28 Sep — 28 Sep 7:00 pm — 8:00 pm

VENUE: USNW Art and Design, EG02 Lecture Theatre, Paddington Campus

Vic McEwan (AUS) and Clive Parkinson (UK) present and discuss their radical arts interventions in health contexts + BOOK LAUNCH. Part of The Big Anxiety After Dark.

About

Arguably one of the most adventurous and profound arts-health interventions to date, the story of their collaboration on a project at Alder Hey hospital is both intensely moving and inspirational.

See Vic McEwan’s immersive soundscapes ‘The Harmonic Oscillator’, and hear how their innovative approach to working in care settings has taken them to many corners of the world, from rural NSW to a hospital in Liverpool UK, and to a remote tank with the longest echo in the world, at Inverness.
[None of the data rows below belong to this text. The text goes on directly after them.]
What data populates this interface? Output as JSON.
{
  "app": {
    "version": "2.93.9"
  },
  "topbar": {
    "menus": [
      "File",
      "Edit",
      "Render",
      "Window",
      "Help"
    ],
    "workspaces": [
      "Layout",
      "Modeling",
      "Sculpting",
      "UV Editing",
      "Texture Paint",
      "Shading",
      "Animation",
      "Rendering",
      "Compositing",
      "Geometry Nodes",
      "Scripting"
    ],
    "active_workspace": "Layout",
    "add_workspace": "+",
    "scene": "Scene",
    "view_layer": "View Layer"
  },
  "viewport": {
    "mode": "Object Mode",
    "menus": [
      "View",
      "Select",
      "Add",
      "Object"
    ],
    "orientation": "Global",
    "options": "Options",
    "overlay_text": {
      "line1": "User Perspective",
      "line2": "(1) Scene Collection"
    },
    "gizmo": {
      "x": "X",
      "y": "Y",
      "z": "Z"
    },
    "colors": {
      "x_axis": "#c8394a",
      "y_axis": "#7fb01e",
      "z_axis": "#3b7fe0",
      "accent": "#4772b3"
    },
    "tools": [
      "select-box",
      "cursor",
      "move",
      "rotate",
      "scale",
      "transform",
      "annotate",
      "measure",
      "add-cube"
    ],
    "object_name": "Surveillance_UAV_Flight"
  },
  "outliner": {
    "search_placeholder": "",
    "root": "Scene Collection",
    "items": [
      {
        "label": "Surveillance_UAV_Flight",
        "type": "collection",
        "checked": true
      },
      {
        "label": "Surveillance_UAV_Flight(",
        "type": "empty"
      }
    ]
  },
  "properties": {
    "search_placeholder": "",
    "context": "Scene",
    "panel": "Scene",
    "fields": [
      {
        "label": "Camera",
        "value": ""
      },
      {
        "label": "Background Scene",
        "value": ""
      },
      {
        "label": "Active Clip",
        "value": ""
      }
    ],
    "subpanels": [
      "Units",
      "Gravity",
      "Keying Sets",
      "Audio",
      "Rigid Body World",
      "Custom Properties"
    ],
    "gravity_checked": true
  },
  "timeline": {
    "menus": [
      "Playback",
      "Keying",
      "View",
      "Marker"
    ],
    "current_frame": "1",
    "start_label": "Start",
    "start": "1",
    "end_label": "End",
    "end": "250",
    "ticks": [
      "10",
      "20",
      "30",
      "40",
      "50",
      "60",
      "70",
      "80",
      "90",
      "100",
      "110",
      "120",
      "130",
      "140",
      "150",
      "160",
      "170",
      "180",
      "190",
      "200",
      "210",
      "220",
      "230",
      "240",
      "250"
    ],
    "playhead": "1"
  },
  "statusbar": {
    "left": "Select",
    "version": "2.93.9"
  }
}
In addition, Clive’s new book, ‘Critical Care’, which explores Vic’s process will be launched at the festival.

Clive Parkinson is the Director of Arts for Health at Manchester Metropolitan University; the UK’s longest established arts and health unit. Vic McEwan is an interdisciplinary artist exploring sound, video and installation. He is a producer and director who is interested in landscape, communities, remote spaces and cross artform collaboration.

Artist Biography

Vic McEwan

Vic McEwan is the Artistic Director of The Cad Factory, an artist led organisation creating an international program of new, immersive and experimental work guided by authentic exchange, ethical principles, people and place. Vic’s practice works with sound, video, installation and performance with a particular interest in site-specific work. He is interested in creating new dynamics by working with diverse partners and exploring difficult themes within the lived experience of communities and localities. Vic was the recipient of the Inaugural Arts NSW Regional Fellowship 2014/15. He sits on the NSW/ACT Arts/Health State Leadership Group and is a board member of Music NSW.

Clive Parkinson

Clive Parkinson is the Director of Arts for Health at Manchester Metropolitan University, a specialist research unit that explores the relationship between creativity, culture, the arts and health. He is Reader in Arts, Health & Social Justice at the Manchester School of Art and a founding member of the National Alliance for Arts, Health and Wellbeing. He is currently involved in research around dementia and recovery from substance misuse, and is in a long-term collaboration with partners in Lithuania.